(RECORD EXCERPTS)
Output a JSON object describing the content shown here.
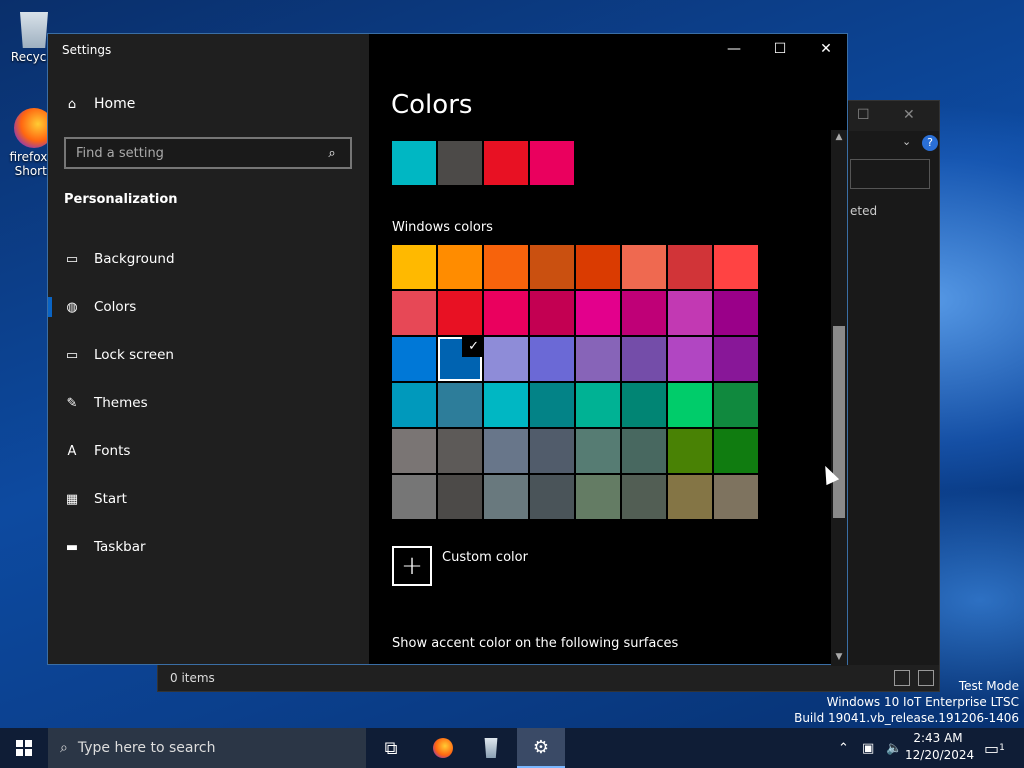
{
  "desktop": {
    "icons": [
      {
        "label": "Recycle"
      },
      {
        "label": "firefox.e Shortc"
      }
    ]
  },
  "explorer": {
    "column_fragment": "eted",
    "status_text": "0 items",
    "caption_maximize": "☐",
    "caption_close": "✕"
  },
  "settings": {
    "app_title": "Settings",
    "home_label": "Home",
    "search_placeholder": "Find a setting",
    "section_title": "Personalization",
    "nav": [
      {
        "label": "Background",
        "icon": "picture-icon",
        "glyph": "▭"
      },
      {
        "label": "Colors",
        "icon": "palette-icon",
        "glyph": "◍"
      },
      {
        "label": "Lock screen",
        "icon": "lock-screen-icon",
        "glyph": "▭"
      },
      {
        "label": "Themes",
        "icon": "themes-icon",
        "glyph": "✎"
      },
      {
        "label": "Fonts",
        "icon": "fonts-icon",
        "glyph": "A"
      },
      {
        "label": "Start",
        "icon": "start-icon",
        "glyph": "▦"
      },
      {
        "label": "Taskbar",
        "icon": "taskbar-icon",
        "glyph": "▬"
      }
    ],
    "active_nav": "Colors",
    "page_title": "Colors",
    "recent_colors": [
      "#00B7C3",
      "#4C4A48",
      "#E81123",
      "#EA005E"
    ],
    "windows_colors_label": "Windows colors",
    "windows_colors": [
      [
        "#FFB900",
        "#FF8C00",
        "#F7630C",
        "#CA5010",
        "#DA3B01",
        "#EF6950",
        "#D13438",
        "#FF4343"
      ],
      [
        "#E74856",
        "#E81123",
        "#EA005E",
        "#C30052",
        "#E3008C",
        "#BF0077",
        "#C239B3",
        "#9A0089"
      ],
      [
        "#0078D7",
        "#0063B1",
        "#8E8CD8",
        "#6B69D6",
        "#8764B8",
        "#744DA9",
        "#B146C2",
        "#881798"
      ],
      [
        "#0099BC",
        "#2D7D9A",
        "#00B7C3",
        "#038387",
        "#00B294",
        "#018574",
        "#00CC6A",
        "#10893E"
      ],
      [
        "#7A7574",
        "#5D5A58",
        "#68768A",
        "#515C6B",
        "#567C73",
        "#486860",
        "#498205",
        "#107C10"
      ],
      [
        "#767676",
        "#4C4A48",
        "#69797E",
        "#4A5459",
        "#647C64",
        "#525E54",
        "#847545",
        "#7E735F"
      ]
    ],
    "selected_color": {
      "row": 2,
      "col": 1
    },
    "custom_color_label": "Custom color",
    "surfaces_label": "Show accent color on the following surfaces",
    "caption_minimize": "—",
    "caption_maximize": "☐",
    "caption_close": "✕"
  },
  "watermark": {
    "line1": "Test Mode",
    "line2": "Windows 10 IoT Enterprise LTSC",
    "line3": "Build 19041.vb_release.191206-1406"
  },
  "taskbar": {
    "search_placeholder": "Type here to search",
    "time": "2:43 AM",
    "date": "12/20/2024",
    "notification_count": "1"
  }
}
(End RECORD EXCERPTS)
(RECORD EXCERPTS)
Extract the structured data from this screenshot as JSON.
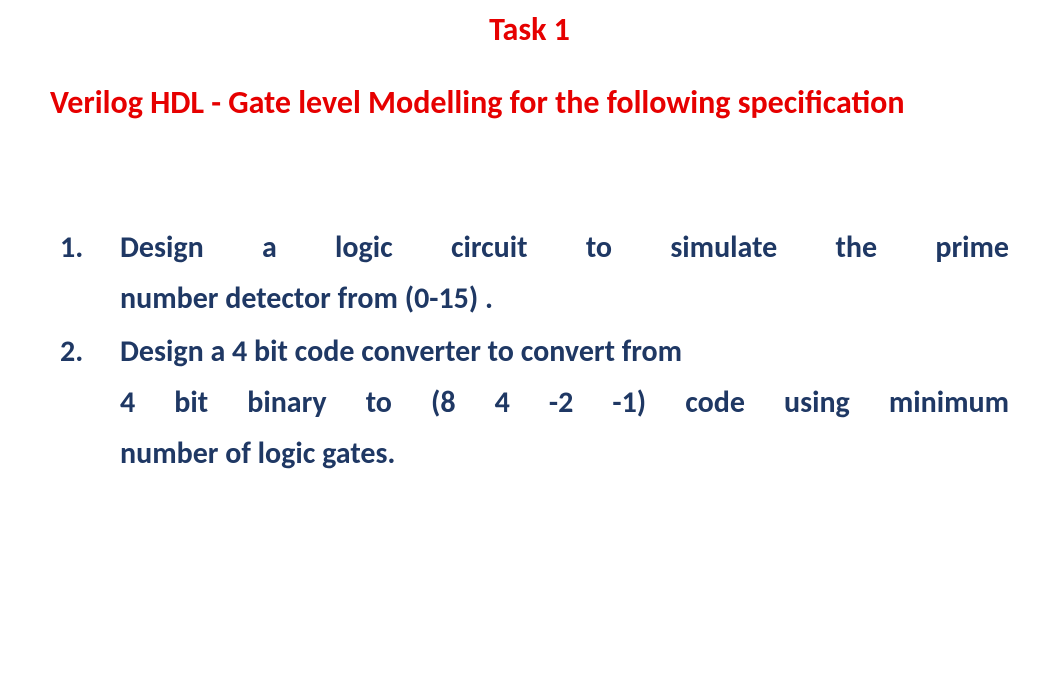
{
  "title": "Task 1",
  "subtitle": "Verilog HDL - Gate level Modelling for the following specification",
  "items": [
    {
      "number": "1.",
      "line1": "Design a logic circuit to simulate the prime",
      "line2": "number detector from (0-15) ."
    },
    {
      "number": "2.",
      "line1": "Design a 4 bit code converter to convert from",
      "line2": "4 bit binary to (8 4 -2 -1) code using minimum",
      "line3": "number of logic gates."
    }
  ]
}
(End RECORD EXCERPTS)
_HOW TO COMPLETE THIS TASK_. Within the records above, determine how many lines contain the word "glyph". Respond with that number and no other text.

_OUTPUT BELOW_. 7